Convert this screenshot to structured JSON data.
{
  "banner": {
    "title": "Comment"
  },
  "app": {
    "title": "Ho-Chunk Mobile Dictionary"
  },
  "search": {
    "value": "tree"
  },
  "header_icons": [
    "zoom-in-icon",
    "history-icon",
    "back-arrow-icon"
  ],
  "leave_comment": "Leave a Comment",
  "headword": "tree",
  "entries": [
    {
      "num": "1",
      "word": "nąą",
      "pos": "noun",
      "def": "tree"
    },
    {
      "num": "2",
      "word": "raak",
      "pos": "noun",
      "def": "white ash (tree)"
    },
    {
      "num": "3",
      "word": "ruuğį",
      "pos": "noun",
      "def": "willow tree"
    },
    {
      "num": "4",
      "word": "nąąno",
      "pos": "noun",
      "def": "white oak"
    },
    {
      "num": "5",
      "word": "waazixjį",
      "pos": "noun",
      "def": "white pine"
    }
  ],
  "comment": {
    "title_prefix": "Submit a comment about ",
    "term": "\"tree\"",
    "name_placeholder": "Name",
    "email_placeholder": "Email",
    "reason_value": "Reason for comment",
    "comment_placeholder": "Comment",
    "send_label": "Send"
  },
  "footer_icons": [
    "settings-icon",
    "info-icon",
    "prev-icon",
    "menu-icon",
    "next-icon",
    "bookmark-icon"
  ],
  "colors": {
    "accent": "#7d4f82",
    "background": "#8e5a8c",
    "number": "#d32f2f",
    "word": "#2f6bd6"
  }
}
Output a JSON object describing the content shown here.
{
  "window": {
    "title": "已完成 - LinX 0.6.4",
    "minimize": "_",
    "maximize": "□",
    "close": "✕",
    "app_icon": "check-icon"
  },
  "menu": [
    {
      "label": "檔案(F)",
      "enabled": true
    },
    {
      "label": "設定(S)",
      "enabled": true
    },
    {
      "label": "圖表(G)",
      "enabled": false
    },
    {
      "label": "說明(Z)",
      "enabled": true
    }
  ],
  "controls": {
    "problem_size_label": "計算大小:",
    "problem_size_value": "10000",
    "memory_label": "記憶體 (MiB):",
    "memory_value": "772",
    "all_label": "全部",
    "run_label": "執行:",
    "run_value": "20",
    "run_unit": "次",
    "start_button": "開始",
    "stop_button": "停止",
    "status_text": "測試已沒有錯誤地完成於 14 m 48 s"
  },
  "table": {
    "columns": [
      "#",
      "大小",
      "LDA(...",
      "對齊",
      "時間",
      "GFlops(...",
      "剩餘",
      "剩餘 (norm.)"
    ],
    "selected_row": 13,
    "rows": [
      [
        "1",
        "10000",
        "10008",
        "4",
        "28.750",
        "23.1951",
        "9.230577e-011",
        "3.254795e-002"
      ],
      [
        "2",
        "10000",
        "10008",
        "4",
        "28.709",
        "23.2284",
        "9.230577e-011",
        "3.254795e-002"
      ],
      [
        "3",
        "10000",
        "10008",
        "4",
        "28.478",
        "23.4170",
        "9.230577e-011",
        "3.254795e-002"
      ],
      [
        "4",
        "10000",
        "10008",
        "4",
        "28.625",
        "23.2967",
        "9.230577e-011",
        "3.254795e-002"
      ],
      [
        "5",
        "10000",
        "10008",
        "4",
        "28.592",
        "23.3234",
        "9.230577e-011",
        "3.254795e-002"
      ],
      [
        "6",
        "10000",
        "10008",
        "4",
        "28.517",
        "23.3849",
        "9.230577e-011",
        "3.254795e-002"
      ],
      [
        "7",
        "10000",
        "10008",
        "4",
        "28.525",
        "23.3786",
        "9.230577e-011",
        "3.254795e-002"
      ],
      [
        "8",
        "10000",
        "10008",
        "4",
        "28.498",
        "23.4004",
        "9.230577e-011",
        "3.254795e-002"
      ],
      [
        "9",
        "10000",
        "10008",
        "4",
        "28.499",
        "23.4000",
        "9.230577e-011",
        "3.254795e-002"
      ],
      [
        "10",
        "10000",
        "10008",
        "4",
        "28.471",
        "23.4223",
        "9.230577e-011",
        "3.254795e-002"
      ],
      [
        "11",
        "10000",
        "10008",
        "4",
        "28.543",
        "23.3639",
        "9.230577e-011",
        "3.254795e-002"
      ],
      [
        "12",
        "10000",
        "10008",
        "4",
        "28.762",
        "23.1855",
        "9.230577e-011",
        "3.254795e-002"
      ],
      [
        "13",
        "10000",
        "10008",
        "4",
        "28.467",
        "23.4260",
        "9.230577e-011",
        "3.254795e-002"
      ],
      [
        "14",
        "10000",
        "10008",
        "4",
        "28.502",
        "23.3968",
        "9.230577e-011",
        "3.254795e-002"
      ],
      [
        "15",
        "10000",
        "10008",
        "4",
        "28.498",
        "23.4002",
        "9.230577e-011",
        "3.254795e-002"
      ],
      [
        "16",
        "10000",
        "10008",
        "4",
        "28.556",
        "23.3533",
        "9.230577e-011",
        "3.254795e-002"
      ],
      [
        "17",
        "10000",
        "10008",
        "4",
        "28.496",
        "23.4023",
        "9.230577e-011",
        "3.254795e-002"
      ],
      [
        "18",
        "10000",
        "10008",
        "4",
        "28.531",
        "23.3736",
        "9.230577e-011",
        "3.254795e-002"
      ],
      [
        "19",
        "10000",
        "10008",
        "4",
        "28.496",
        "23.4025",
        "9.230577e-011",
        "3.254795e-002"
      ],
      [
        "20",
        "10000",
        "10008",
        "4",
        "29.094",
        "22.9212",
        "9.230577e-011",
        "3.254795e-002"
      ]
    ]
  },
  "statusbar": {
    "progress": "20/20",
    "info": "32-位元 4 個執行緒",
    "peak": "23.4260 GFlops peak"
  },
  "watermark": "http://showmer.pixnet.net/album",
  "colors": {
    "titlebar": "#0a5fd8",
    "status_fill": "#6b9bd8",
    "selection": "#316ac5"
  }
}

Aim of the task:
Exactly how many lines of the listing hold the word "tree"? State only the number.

Solution to this task:
6